#### EXERCISE OBJECTIVE
Text only, exactly as given: reproduce the entries below without their pictures.

#### Data about app and page elements
Segment Open

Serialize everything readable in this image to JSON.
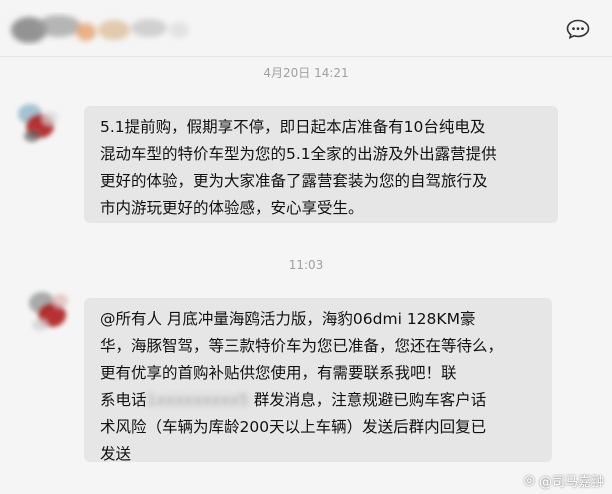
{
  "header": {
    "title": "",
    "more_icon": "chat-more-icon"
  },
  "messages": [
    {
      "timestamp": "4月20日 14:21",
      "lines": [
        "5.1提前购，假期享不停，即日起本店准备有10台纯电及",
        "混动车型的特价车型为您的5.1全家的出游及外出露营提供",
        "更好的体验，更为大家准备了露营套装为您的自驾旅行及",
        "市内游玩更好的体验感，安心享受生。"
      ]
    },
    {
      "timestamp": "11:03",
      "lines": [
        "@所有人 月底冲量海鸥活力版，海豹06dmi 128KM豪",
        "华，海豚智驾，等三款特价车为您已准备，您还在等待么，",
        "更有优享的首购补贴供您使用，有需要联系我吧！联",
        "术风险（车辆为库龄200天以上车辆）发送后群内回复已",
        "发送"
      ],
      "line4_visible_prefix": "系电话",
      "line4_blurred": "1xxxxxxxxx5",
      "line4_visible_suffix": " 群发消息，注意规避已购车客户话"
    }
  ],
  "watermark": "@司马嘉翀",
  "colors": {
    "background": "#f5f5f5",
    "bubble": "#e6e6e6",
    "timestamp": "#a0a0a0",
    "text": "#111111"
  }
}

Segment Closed

#### RESULT FOR THIS TASK
Serialize everything readable in this image to JSON.
{
  "header": {
    "title": "",
    "more_icon": "chat-more-icon"
  },
  "messages": [
    {
      "timestamp": "4月20日 14:21",
      "lines": [
        "5.1提前购，假期享不停，即日起本店准备有10台纯电及",
        "混动车型的特价车型为您的5.1全家的出游及外出露营提供",
        "更好的体验，更为大家准备了露营套装为您的自驾旅行及",
        "市内游玩更好的体验感，安心享受生。"
      ]
    },
    {
      "timestamp": "11:03",
      "lines": [
        "@所有人 月底冲量海鸥活力版，海豹06dmi 128KM豪",
        "华，海豚智驾，等三款特价车为您已准备，您还在等待么，",
        "更有优享的首购补贴供您使用，有需要联系我吧！联",
        "术风险（车辆为库龄200天以上车辆）发送后群内回复已",
        "发送"
      ],
      "line4_visible_prefix": "系电话",
      "line4_blurred": "1xxxxxxxxx5",
      "line4_visible_suffix": " 群发消息，注意规避已购车客户话"
    }
  ],
  "watermark": "@司马嘉翀",
  "colors": {
    "background": "#f5f5f5",
    "bubble": "#e6e6e6",
    "timestamp": "#a0a0a0",
    "text": "#111111"
  }
}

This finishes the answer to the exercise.